I’ve been working on some things for work recently which have me deeply buried in the Windows command line again, both writing applications and scripting/automating actions against various systems on our network.
**Backup your Files to a Remote Computer**
One of the things we all need to do is keep backups of our data.Â It’s easy enough to re-install your OS and all your apps, but if your system dies and you lose your data, the results can be heartbreaking to say the least.Â So be proactive and schedule yourself a backup using xcopy.
**xcopy "c:documents and settings<username>My Documents" "f:<username>" /C /D /E /H /Y**
So lets examine what this does.Â Normally the copy command can only copy single files, and doesn’t handle large file structures very gracefully. This is where xcopy steps up to fill the void.
* /C — Continue to perform the backup even if an error is encountered (like a file that’s currently open/locked by another program)
* /D — Copy only files which are newer than the ones on the destination drive (Don’t copy that 1.2GB movie file that you backed up last week)
* /E — Copy all files and sub-directories under the one you’ve selected including empty ones (To exclude empty directories, use /S instead)
* /H — Copy Hidden and System files (use this to make sure you catch those thumbs.db files that hold thumbnail caches for your pictures)
* /Y — Automatically override destination files without prompting
**Get a list of all your MP3 files (or anything else!)**
Once in a while you may want to generate a list of files from your system.Â This isn’t always an easy thing to do, particularly if those files are buried in a large series of well-organized subfolders.Â But there is a way.
**dir /B /S "c:documents and settings<username>my music*.mp3" > "c:documents and settings<username>my documentsAllMyMusic.txt"**
The dir command is used to get a list of files and typically display it to the screen.Â By changing where the output of the command goes using the greater-than (>) symbol you can print the output of the dir command (or any other command for that matter) to a file.
* /B — Show a bare directory listing, files only no other information or headers
* /S — Recurse through sub-directories to find all instances that match
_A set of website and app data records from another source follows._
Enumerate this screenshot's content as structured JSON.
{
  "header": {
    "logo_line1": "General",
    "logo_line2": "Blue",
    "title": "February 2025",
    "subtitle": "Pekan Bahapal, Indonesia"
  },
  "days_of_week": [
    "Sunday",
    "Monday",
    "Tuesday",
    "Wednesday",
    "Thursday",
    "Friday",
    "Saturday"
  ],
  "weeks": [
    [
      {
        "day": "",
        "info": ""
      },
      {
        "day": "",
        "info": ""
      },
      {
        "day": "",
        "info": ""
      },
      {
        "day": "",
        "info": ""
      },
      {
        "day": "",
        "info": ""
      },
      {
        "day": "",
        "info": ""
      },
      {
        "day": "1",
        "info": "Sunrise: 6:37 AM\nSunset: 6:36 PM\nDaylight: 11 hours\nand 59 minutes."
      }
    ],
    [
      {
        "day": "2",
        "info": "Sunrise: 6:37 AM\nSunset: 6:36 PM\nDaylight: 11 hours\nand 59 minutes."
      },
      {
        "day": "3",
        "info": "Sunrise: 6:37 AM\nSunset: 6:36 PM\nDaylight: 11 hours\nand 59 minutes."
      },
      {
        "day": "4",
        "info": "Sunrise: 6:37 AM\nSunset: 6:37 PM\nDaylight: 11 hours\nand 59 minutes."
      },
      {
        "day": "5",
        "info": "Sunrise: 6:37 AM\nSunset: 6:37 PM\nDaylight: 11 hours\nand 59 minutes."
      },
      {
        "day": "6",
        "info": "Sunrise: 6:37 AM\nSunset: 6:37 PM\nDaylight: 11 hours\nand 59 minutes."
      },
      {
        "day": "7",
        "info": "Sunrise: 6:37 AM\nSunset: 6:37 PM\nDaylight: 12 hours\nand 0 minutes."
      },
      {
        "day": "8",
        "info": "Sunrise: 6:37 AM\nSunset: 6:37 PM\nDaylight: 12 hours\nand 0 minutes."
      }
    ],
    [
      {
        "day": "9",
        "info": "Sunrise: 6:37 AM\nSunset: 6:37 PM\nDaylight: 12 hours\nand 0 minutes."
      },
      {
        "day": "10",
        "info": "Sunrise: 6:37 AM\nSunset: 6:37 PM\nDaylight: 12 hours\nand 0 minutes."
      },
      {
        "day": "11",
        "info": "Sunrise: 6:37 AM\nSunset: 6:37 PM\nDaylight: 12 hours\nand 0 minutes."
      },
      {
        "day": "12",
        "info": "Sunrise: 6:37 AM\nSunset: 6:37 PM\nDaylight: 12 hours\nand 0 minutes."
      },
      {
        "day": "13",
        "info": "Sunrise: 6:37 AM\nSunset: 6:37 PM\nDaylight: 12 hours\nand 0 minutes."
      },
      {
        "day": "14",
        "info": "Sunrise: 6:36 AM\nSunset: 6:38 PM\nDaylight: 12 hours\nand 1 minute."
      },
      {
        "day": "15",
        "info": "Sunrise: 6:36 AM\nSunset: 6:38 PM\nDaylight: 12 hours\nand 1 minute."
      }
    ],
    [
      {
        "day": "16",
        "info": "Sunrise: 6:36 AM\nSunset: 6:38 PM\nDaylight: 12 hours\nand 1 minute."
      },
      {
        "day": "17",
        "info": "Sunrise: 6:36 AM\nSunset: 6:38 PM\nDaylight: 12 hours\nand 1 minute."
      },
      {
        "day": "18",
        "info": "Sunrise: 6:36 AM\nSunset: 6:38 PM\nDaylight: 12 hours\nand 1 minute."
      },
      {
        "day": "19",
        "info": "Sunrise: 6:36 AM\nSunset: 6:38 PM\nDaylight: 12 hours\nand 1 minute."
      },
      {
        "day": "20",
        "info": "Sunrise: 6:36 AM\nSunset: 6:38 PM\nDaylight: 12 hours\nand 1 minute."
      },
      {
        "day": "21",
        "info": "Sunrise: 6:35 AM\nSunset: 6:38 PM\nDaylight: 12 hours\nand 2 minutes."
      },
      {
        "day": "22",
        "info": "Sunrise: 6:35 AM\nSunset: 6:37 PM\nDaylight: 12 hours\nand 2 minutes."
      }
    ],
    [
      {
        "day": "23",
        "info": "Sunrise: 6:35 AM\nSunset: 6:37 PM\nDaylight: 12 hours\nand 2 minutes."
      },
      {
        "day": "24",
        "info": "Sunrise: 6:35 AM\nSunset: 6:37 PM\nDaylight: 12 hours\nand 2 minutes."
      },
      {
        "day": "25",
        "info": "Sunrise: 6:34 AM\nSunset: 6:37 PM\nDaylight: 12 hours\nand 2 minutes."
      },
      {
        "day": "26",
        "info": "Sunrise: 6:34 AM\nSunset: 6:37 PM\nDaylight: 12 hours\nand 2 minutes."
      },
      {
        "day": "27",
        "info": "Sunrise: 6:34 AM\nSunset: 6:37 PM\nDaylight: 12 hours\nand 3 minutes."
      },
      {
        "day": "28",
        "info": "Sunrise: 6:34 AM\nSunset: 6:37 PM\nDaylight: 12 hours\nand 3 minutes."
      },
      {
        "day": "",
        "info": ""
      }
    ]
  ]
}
In this case we set the search up to look through the My Music folder.Â If you had already pointed your command prompt to the location you wanted, you could leave off the folder location, and just use a file string (*.mp3, *.doc, DSCN*.jpg) to search for the files you want.
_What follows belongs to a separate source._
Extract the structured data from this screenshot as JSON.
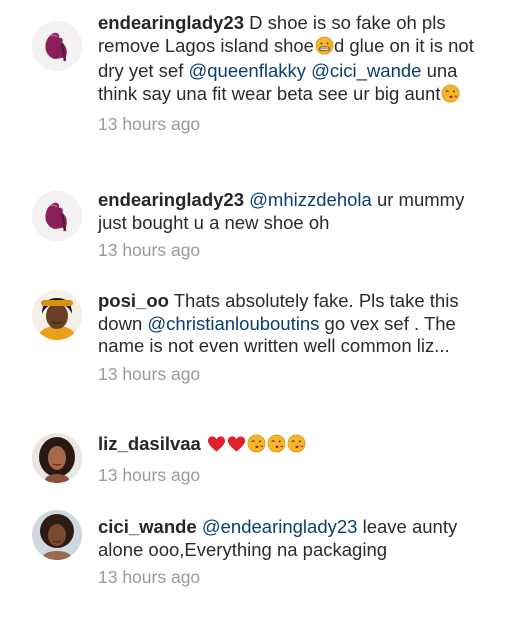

**Find out who’s logged in**
This tip is aimed squarely at administrators that would like to know who (if anyone) is connected to a given computer.Â If that computer is running Windows XP, Windows Server 2003 or a later OS this can be discovered by way of a couple of Terminal Services commands.
**qwinsta /server:<hostname or IP address>**
This will return a list of user IDs and will also indicate which session they’re connected to.Â The console session (session 0) is the physical UI of the server.Â That means that a person who is using the console session may in fact be in physical contact with the system (they may not too, as this access can be achieved remotely as well).Â Session IDs higher than 0 indicate a connection using a MS Terminal Services client (mstsc).
If a user is connected to a computer, but has simply left the session disconnected (consider this an un-tidied session that’s no longer wanted.
If you find that you want to terminate a user’s session, this can be acheived through another command:
**rwinsta /server:<hostname or IP address> [0|1|2|...|n]**
By entering the name of the server, and the numeric session ID you can forcibly terminate a user’s session.Â This can be much easier than trying to attempt a reboot of the server… particularly if the server is providing other services on your network.
So there you go, a few quick command line tips to help you become more productive with the Windows command line.